#### Task to complete
Pictures aside, repeat all the entries below exactly as they appear.

Items from a dataset:
◇ ◇ ◇ ◇ ◇

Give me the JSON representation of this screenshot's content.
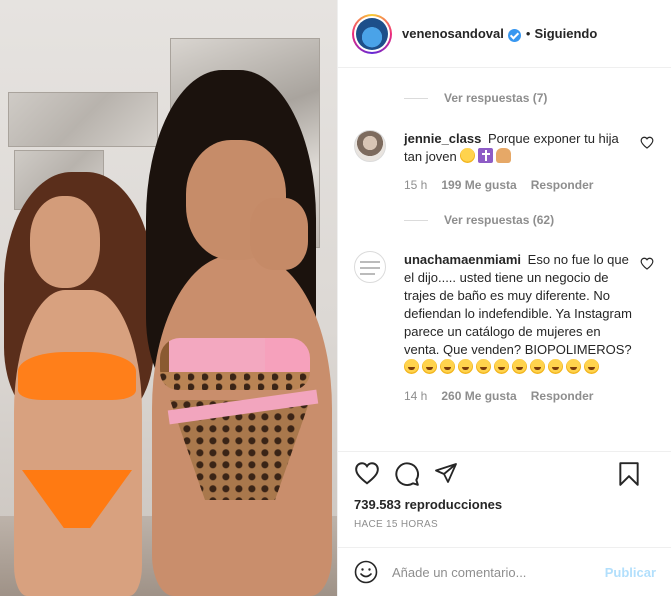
{
  "post": {
    "username": "venenosandoval",
    "separator": "•",
    "follow_status": "Siguiendo"
  },
  "comments": {
    "truncated_line": "— ——— —",
    "replies_1": "Ver respuestas (7)",
    "replies_2": "Ver respuestas (62)",
    "items": [
      {
        "user": "jennie_class",
        "text": "Porque exponer tu hija tan joven",
        "emojis": [
          "sad-face-emoji",
          "latin-cross-emoji",
          "folded-hands-emoji"
        ],
        "time": "15 h",
        "likes": "199 Me gusta",
        "reply": "Responder"
      },
      {
        "user": "unachamaenmiami",
        "text": "Eso no fue lo que el dijo..... usted tiene un negocio de trajes de baño es muy diferente. No defiendan lo indefendible. Ya Instagram parece un catálogo de mujeres en venta. Que venden? BIOPOLIMEROS?",
        "emoji_count": 11,
        "time": "14 h",
        "likes": "260 Me gusta",
        "reply": "Responder"
      }
    ]
  },
  "stats": {
    "views": "739.583 reproducciones",
    "time_ago": "HACE 15 HORAS"
  },
  "composer": {
    "placeholder": "Añade un comentario...",
    "publish_label": "Publicar"
  },
  "colors": {
    "verified": "#3897f0",
    "muted": "#8e8e8e",
    "publish_disabled": "#b2dffc"
  }
}
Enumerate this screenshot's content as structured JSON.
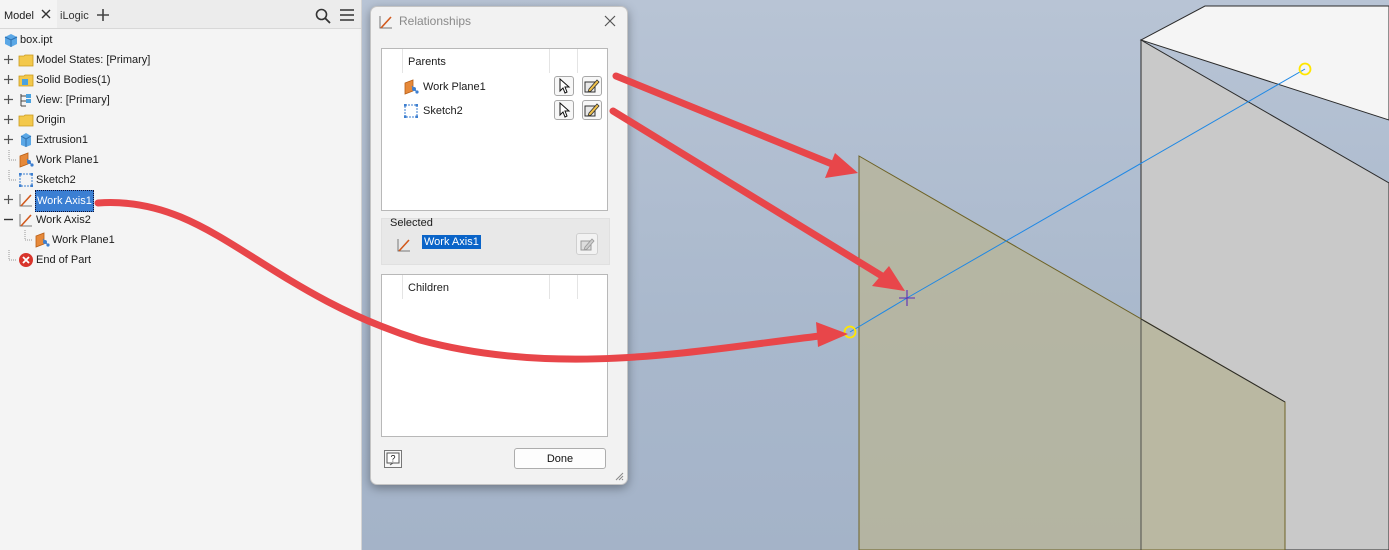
{
  "browser": {
    "tabs": [
      {
        "label": "Model",
        "active": true
      },
      {
        "label": "iLogic",
        "active": false
      }
    ],
    "tree": [
      {
        "label": "box.ipt",
        "icon": "part-icon",
        "expander": "none",
        "indent": 0
      },
      {
        "label": "Model States: [Primary]",
        "icon": "folder-icon",
        "expander": "plus",
        "indent": 1
      },
      {
        "label": "Solid Bodies(1)",
        "icon": "solid-bodies-folder-icon",
        "expander": "plus",
        "indent": 1
      },
      {
        "label": "View: [Primary]",
        "icon": "view-icon",
        "expander": "plus",
        "indent": 1
      },
      {
        "label": "Origin",
        "icon": "folder-icon",
        "expander": "plus",
        "indent": 1
      },
      {
        "label": "Extrusion1",
        "icon": "extrusion-icon",
        "expander": "plus",
        "indent": 1
      },
      {
        "label": "Work Plane1",
        "icon": "work-plane-icon",
        "expander": "none",
        "indent": 1
      },
      {
        "label": "Sketch2",
        "icon": "sketch-icon",
        "expander": "none",
        "indent": 1
      },
      {
        "label": "Work Axis1",
        "icon": "work-axis-icon",
        "expander": "plus",
        "indent": 1,
        "selected": true
      },
      {
        "label": "Work Axis2",
        "icon": "work-axis-icon",
        "expander": "minus",
        "indent": 1
      },
      {
        "label": "Work Plane1",
        "icon": "work-plane-icon",
        "expander": "none",
        "indent": 2
      },
      {
        "label": "End of Part",
        "icon": "end-of-part-icon",
        "expander": "none",
        "indent": 1
      }
    ]
  },
  "dialog": {
    "title": "Relationships",
    "parents_header": "Parents",
    "parents": [
      {
        "label": "Work Plane1",
        "icon": "work-plane-icon"
      },
      {
        "label": "Sketch2",
        "icon": "sketch-icon"
      }
    ],
    "selected_label": "Selected",
    "selected_value": "Work Axis1",
    "children_header": "Children",
    "children": [],
    "done_label": "Done",
    "help_label": "?"
  },
  "colors": {
    "annotation_arrow": "#e8464a",
    "selection": "#0a64c8",
    "work_plane_fill": "#b7b59a",
    "work_axis": "#1e88e5",
    "viewport_bg": "#aebcd0"
  }
}
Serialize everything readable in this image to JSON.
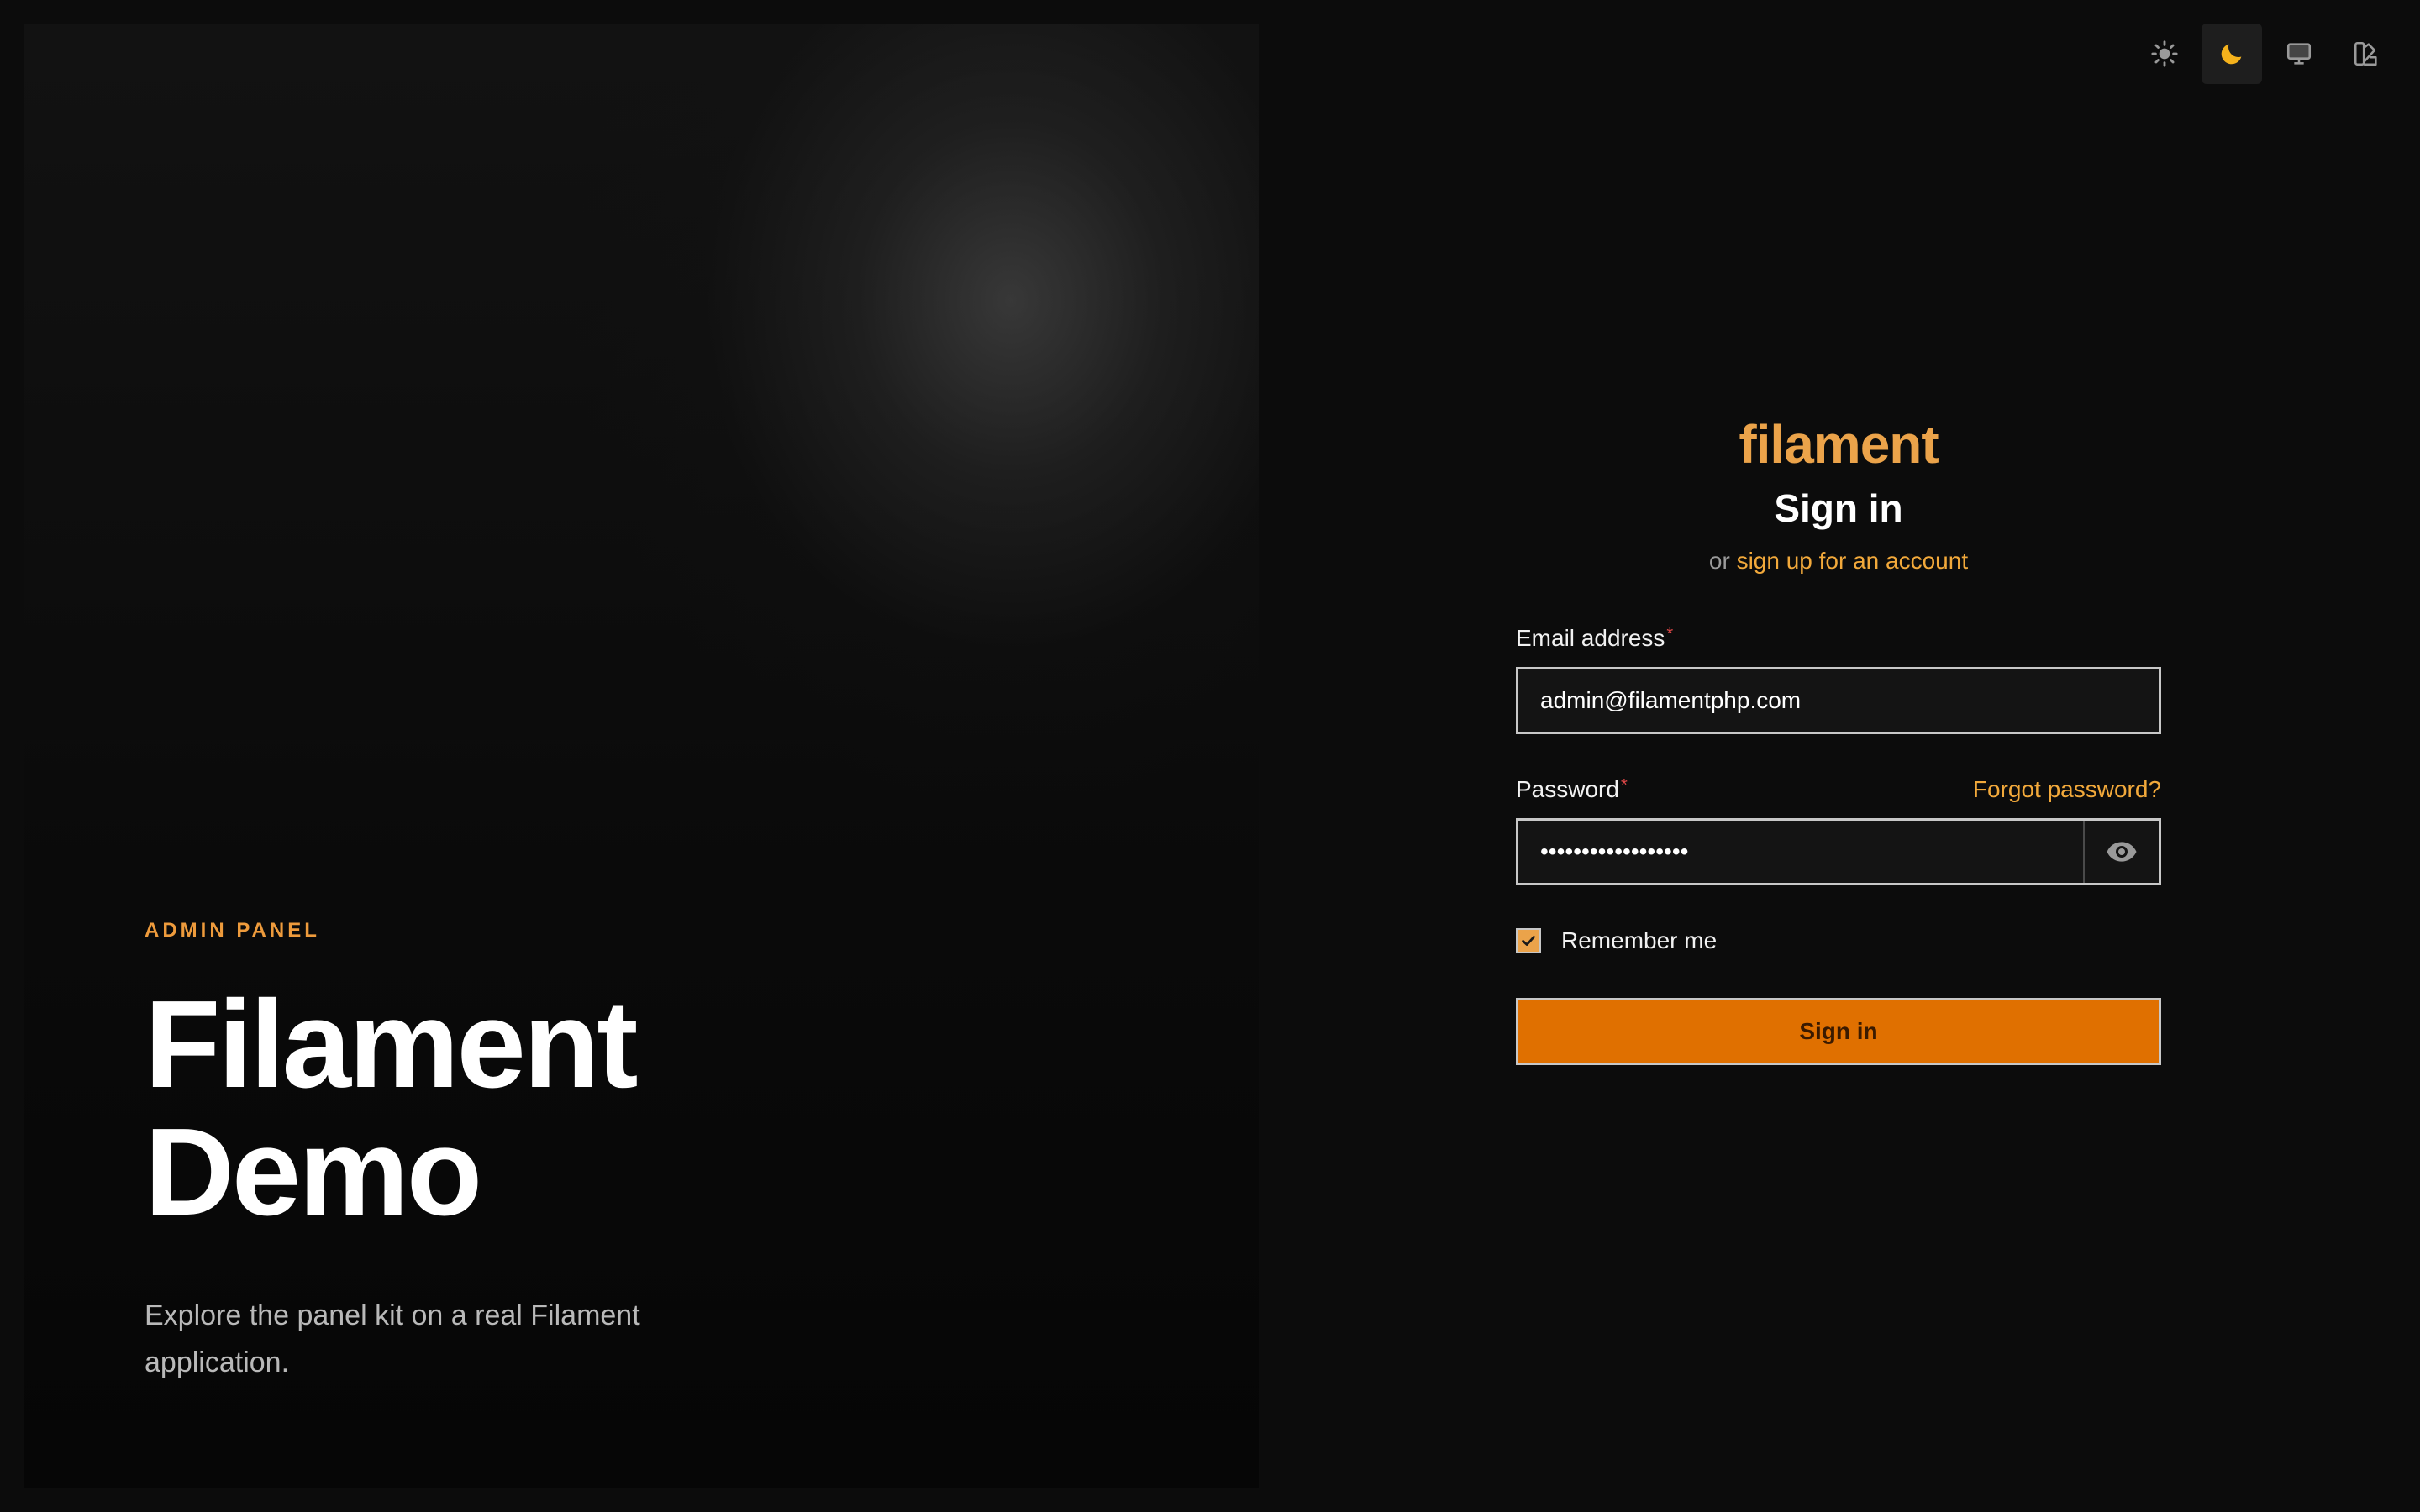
{
  "hero": {
    "eyebrow": "ADMIN PANEL",
    "title": "Filament Demo",
    "description": "Explore the panel kit on a real Filament application."
  },
  "theme_switcher": {
    "options": [
      {
        "name": "light",
        "icon": "sun-icon",
        "active": false
      },
      {
        "name": "dark",
        "icon": "moon-icon",
        "active": true
      },
      {
        "name": "system",
        "icon": "monitor-icon",
        "active": false
      },
      {
        "name": "custom",
        "icon": "swatch-icon",
        "active": false
      }
    ],
    "active_color": "#f5b21c"
  },
  "auth": {
    "logo": "filament",
    "heading": "Sign in",
    "subheading_prefix": "or",
    "signup_link": "sign up for an account",
    "email": {
      "label": "Email address",
      "required_mark": "*",
      "value": "admin@filamentphp.com"
    },
    "password": {
      "label": "Password",
      "required_mark": "*",
      "value": "••••••••••••••••••",
      "forgot_link": "Forgot password?"
    },
    "remember": {
      "label": "Remember me",
      "checked": true
    },
    "submit_label": "Sign in"
  },
  "colors": {
    "accent": "#eba34a",
    "primary_button": "#e07000",
    "link": "#f2a93b"
  }
}
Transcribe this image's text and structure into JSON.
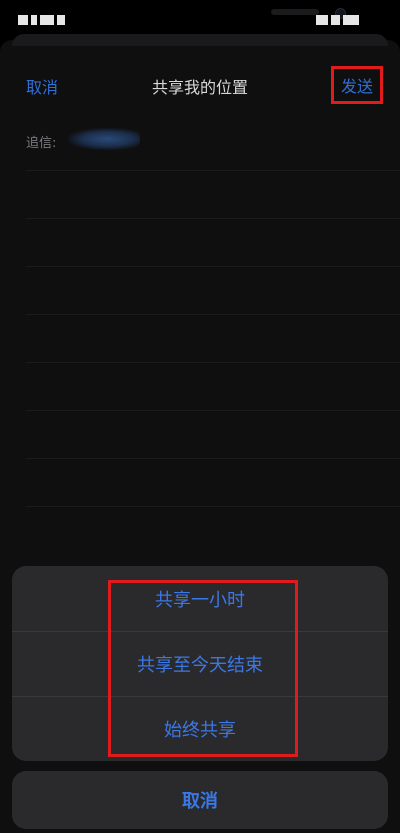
{
  "nav": {
    "cancel_label": "取消",
    "title": "共享我的位置",
    "send_label": "发送"
  },
  "to_label": "追信:",
  "actions": {
    "items": [
      "共享一小时",
      "共享至今天结束",
      "始终共享"
    ]
  },
  "bottom": {
    "cancel_label": "取消"
  },
  "colors": {
    "accent": "#3b78e6",
    "highlight": "#e01b1b",
    "background": "#0f0f10",
    "action_bg": "#2a2a2c"
  }
}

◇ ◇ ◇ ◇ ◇

#### Answer section
Give me the JSON representation of this screenshot's content.
{
  "post": {
    "username": "venenosandoval",
    "separator": "•",
    "follow_status": "Siguiendo"
  },
  "comments": {
    "truncated_line": "— ——— —",
    "replies_1": "Ver respuestas (7)",
    "replies_2": "Ver respuestas (62)",
    "items": [
      {
        "user": "jennie_class",
        "text": "Porque exponer tu hija tan joven",
        "emojis": [
          "sad-face-emoji",
          "latin-cross-emoji",
          "folded-hands-emoji"
        ],
        "time": "15 h",
        "likes": "199 Me gusta",
        "reply": "Responder"
      },
      {
        "user": "unachamaenmiami",
        "text": "Eso no fue lo que el dijo..... usted tiene un negocio de trajes de baño es muy diferente. No defiendan lo indefendible. Ya Instagram parece un catálogo de mujeres en venta. Que venden? BIOPOLIMEROS?",
        "emoji_count": 11,
        "time": "14 h",
        "likes": "260 Me gusta",
        "reply": "Responder"
      }
    ]
  },
  "stats": {
    "views": "739.583 reproducciones",
    "time_ago": "HACE 15 HORAS"
  },
  "composer": {
    "placeholder": "Añade un comentario...",
    "publish_label": "Publicar"
  },
  "colors": {
    "verified": "#3897f0",
    "muted": "#8e8e8e",
    "publish_disabled": "#b2dffc"
  }
}
Enumerate this screenshot's content as structured JSON.
{
  "browser": {
    "tabs": [
      {
        "label": "Model",
        "active": true
      },
      {
        "label": "iLogic",
        "active": false
      }
    ],
    "tree": [
      {
        "label": "box.ipt",
        "icon": "part-icon",
        "expander": "none",
        "indent": 0
      },
      {
        "label": "Model States: [Primary]",
        "icon": "folder-icon",
        "expander": "plus",
        "indent": 1
      },
      {
        "label": "Solid Bodies(1)",
        "icon": "solid-bodies-folder-icon",
        "expander": "plus",
        "indent": 1
      },
      {
        "label": "View: [Primary]",
        "icon": "view-icon",
        "expander": "plus",
        "indent": 1
      },
      {
        "label": "Origin",
        "icon": "folder-icon",
        "expander": "plus",
        "indent": 1
      },
      {
        "label": "Extrusion1",
        "icon": "extrusion-icon",
        "expander": "plus",
        "indent": 1
      },
      {
        "label": "Work Plane1",
        "icon": "work-plane-icon",
        "expander": "none",
        "indent": 1
      },
      {
        "label": "Sketch2",
        "icon": "sketch-icon",
        "expander": "none",
        "indent": 1
      },
      {
        "label": "Work Axis1",
        "icon": "work-axis-icon",
        "expander": "plus",
        "indent": 1,
        "selected": true
      },
      {
        "label": "Work Axis2",
        "icon": "work-axis-icon",
        "expander": "minus",
        "indent": 1
      },
      {
        "label": "Work Plane1",
        "icon": "work-plane-icon",
        "expander": "none",
        "indent": 2
      },
      {
        "label": "End of Part",
        "icon": "end-of-part-icon",
        "expander": "none",
        "indent": 1
      }
    ]
  },
  "dialog": {
    "title": "Relationships",
    "parents_header": "Parents",
    "parents": [
      {
        "label": "Work Plane1",
        "icon": "work-plane-icon"
      },
      {
        "label": "Sketch2",
        "icon": "sketch-icon"
      }
    ],
    "selected_label": "Selected",
    "selected_value": "Work Axis1",
    "children_header": "Children",
    "children": [],
    "done_label": "Done",
    "help_label": "?"
  },
  "colors": {
    "annotation_arrow": "#e8464a",
    "selection": "#0a64c8",
    "work_plane_fill": "#b7b59a",
    "work_axis": "#1e88e5",
    "viewport_bg": "#aebcd0"
  }
}
Serialize everything readable in this image to JSON.
{
  "hero": {
    "eyebrow": "ADMIN PANEL",
    "title": "Filament Demo",
    "description": "Explore the panel kit on a real Filament application."
  },
  "theme_switcher": {
    "options": [
      {
        "name": "light",
        "icon": "sun-icon",
        "active": false
      },
      {
        "name": "dark",
        "icon": "moon-icon",
        "active": true
      },
      {
        "name": "system",
        "icon": "monitor-icon",
        "active": false
      },
      {
        "name": "custom",
        "icon": "swatch-icon",
        "active": false
      }
    ],
    "active_color": "#f5b21c"
  },
  "auth": {
    "logo": "filament",
    "heading": "Sign in",
    "subheading_prefix": "or",
    "signup_link": "sign up for an account",
    "email": {
      "label": "Email address",
      "required_mark": "*",
      "value": "admin@filamentphp.com"
    },
    "password": {
      "label": "Password",
      "required_mark": "*",
      "value": "••••••••••••••••••",
      "forgot_link": "Forgot password?"
    },
    "remember": {
      "label": "Remember me",
      "checked": true
    },
    "submit_label": "Sign in"
  },
  "colors": {
    "accent": "#eba34a",
    "primary_button": "#e07000",
    "link": "#f2a93b"
  }
}
Transcribe this image's text and structure into JSON.
{
  "nav": {
    "cancel_label": "取消",
    "title": "共享我的位置",
    "send_label": "发送"
  },
  "to_label": "追信:",
  "actions": {
    "items": [
      "共享一小时",
      "共享至今天结束",
      "始终共享"
    ]
  },
  "bottom": {
    "cancel_label": "取消"
  },
  "colors": {
    "accent": "#3b78e6",
    "highlight": "#e01b1b",
    "background": "#0f0f10",
    "action_bg": "#2a2a2c"
  }
}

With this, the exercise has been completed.